The monthly jobs report released by the Bureau of Labor Statistics showed a decrease in the total number of individuals participating in the workforce. The workforce participation rate – which measures the percentage of U.S. adults working or actively looking for work – decreased from 61.7 percent in August to 61.6 percent in September.
The national unemployment rate fell from 5.2 percent to 4.8 percent. This was largely driven by individuals exiting the workforce, however. The unemployment rate fluctuates not only as individuals find work but also as they give up looking for work.
The surveys upon which this data is based were conducted as the Delta variant was peaking in many parts of the country. The August report, which showed a slowdown in job and labor force growth, gave an initial glimpse of Delta’s economic impact. Next month’s report will provide a glimpse into workforce trends as cases declined. Meanwhile, the September data suggests Delta may have discouraged some from working or looking for work. Non-government surveys have shown that rising COVID cases in the late Summer and early Fall was a significant concern for many workers, despite the widespread availability of vaccines and rising vaccination rates.
“The workforce shortage persists as a major challenge for employers and among the top concerns for the business community,” said Kentucky Chamber Senior Policy Analyst Charles Aull. “Last month, another government report showed a record-setting 10.9 million job openings. Opportunity is out there, and employers are doing everything they can to recruit workers. Today’s jobs report underscores the economic importance of continuing to increase vaccination rates and the need to think more intently about how to solve the workforce crisis.”

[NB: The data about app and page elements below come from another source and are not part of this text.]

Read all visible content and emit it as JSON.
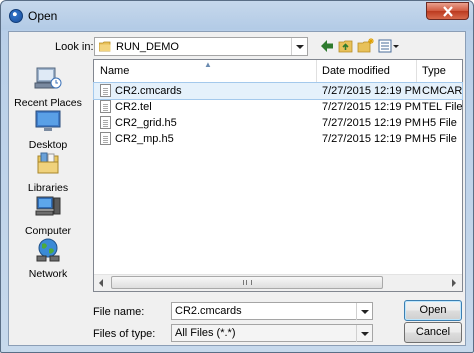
{
  "window": {
    "title": "Open"
  },
  "toolbar": {
    "look_in_label": "Look in:",
    "look_in_value": "RUN_DEMO"
  },
  "places": [
    {
      "label": "Recent Places",
      "icon": "recent-places-icon"
    },
    {
      "label": "Desktop",
      "icon": "desktop-icon"
    },
    {
      "label": "Libraries",
      "icon": "libraries-icon"
    },
    {
      "label": "Computer",
      "icon": "computer-icon"
    },
    {
      "label": "Network",
      "icon": "network-icon"
    }
  ],
  "filelist": {
    "columns": [
      "Name",
      "Date modified",
      "Type"
    ],
    "rows": [
      {
        "name": "CR2.cmcards",
        "date": "7/27/2015 12:19 PM",
        "type": "CMCARDS",
        "selected": true
      },
      {
        "name": "CR2.tel",
        "date": "7/27/2015 12:19 PM",
        "type": "TEL File"
      },
      {
        "name": "CR2_grid.h5",
        "date": "7/27/2015 12:19 PM",
        "type": "H5 File"
      },
      {
        "name": "CR2_mp.h5",
        "date": "7/27/2015 12:19 PM",
        "type": "H5 File"
      }
    ]
  },
  "form": {
    "file_name_label": "File name:",
    "file_name_value": "CR2.cmcards",
    "files_of_type_label": "Files of type:",
    "files_of_type_value": "All Files (*.*)"
  },
  "buttons": {
    "open": "Open",
    "cancel": "Cancel"
  }
}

Last week, the Kentucky Chamber Foundation released a new report highlighting Kentucky’s long-term workforce trends, root causes, and solutions. “20 Years in the Making: Kentucky’s Workforce Crisis” offers a wide range of actionable policy measures to support workforce participation and get more Kentuckians employed and looking for work.
The September jobs report also showed a continued slowdown in overall job growth – the number of nonfarm payroll jobs added by employers. Employers added a total of 194,000 jobs in September, significantly lower than 2021’s monthly average of 561,000. These gains were also significantly lower than the August report, which showed more than 350,000 jobs gained.
As of September 2021, U.S. employers had added back 78 percent of the 22 million payroll jobs lost in the first months of the pandemic. The economy remains more than 4.9 million jobs short of where it was in February 2020.
The closely-watched Leisure and Hospitality sector has now shown gains of less than 100,000 jobs for two months in a row. In July, this sector saw a gain of more than 400,000 jobs. Some sectors actually saw job losses in September, including Motor Vehicles and Parts and Education and Health Services.
The monthly jobs report includes the results of two surveys conducted by the U.S. Census Bureau and Bureau of Labor Statistics (BLS): the household survey, which looks at the labor force, and the establishment survey, which looks at employment and payroll. Data specific to Kentucky’s workforce trends in September will be released later this month.